1870 October 22, “Beethoven, Goethe, and Michael Angelo”, in ''Dwight’s Journal of Music'', Volume XXX, Number 16, page 329-330:
- In the A flat ''andante'', flowing like sweet honey, the waiter brings him, instead of coffee, a bavaroise; in the defiant C major Beethoven bellows out for his coffee: the waiter looks anxiously around, and, after a time again brings the bavaroise, but this time milled with “Obers.”
- Cyrillia always prepares something for me on my return from the beach,—either a little pot of fresh cocoa-water, or a ''cocoyage'', or a ''mabiyage'', or a ''bavaroise''.
- Bavaroise is taken at night before retiring.
- He ordered himself a bavaroise and he had begun to sip it when he was aware of a presence at his elbow.
1857 September, “The Code of Honor”, in ''Harper’s New Monthly Magazine'', Volume XV, Number LXXXVIII, page 521:
- Saint Foix had a duel with a gentleman, whom he saw at the Café Procope, eating a bavaroise.
1902, Janet McKenzie Hill, ''Practical Cooking and Serving'', Doubleday, Page & Company, page 519:
- Pistachio-and-Strawberry Bavaroise
(ante) Lida Seely, ''Mrs. Seely’s Cook Book'', The Macmillan Company (1914), page 308:

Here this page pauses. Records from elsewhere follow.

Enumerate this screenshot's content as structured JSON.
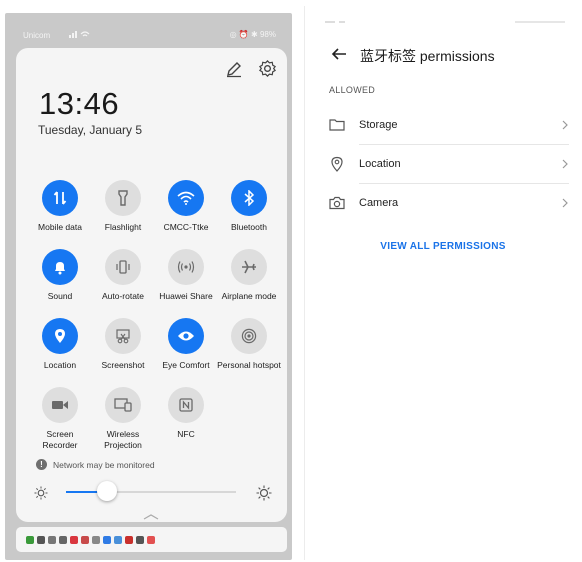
{
  "left_phone": {
    "status_bar": {
      "carrier": "Unicom",
      "right_indicators": "◎ ⏰ ✱ 98%"
    },
    "clock": {
      "time": "13:46",
      "date": "Tuesday, January 5"
    },
    "icons": {
      "edit": "pencil-icon",
      "settings": "gear-icon"
    },
    "tiles": [
      {
        "label": "Mobile data",
        "state": "on",
        "icon": "data-arrows-icon"
      },
      {
        "label": "Flashlight",
        "state": "off",
        "icon": "flashlight-icon"
      },
      {
        "label": "CMCC-Ttke",
        "state": "on",
        "icon": "wifi-icon"
      },
      {
        "label": "Bluetooth",
        "state": "on",
        "icon": "bluetooth-icon"
      },
      {
        "label": "Sound",
        "state": "on",
        "icon": "bell-icon"
      },
      {
        "label": "Auto-rotate",
        "state": "off",
        "icon": "rotate-icon"
      },
      {
        "label": "Huawei Share",
        "state": "off",
        "icon": "share-waves-icon"
      },
      {
        "label": "Airplane mode",
        "state": "off",
        "icon": "airplane-icon"
      },
      {
        "label": "Location",
        "state": "on",
        "icon": "location-pin-icon"
      },
      {
        "label": "Screenshot",
        "state": "off",
        "icon": "scissors-icon"
      },
      {
        "label": "Eye Comfort",
        "state": "on",
        "icon": "eye-icon"
      },
      {
        "label": "Personal hotspot",
        "state": "off",
        "icon": "hotspot-icon"
      },
      {
        "label": "Screen Recorder",
        "state": "off",
        "icon": "video-camera-icon"
      },
      {
        "label": "Wireless Projection",
        "state": "off",
        "icon": "projection-icon"
      },
      {
        "label": "NFC",
        "state": "off",
        "icon": "nfc-icon"
      }
    ],
    "network_notice": "Network may be monitored",
    "brightness": {
      "level_percent": 24
    },
    "colors": {
      "accent": "#1677f2",
      "tile_off": "#dedede",
      "background": "#c9c9c9"
    }
  },
  "right_page": {
    "title": "蓝牙标签 permissions",
    "section_label": "ALLOWED",
    "permissions": [
      {
        "label": "Storage",
        "icon": "folder-icon"
      },
      {
        "label": "Location",
        "icon": "location-pin-icon"
      },
      {
        "label": "Camera",
        "icon": "camera-icon"
      }
    ],
    "view_all_label": "VIEW ALL PERMISSIONS",
    "colors": {
      "link": "#1a73e8"
    }
  }
}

- A chocolate bavaroise may be made the same as above, adding two ounces of chocolate dissolved in a little water just before the mixture is strained.
- There are any number of variants on the classic bavaroise, the most elegant of chilled puddings.
bavarois, ''also'' bavaroise (gloss)
(feminine singular of)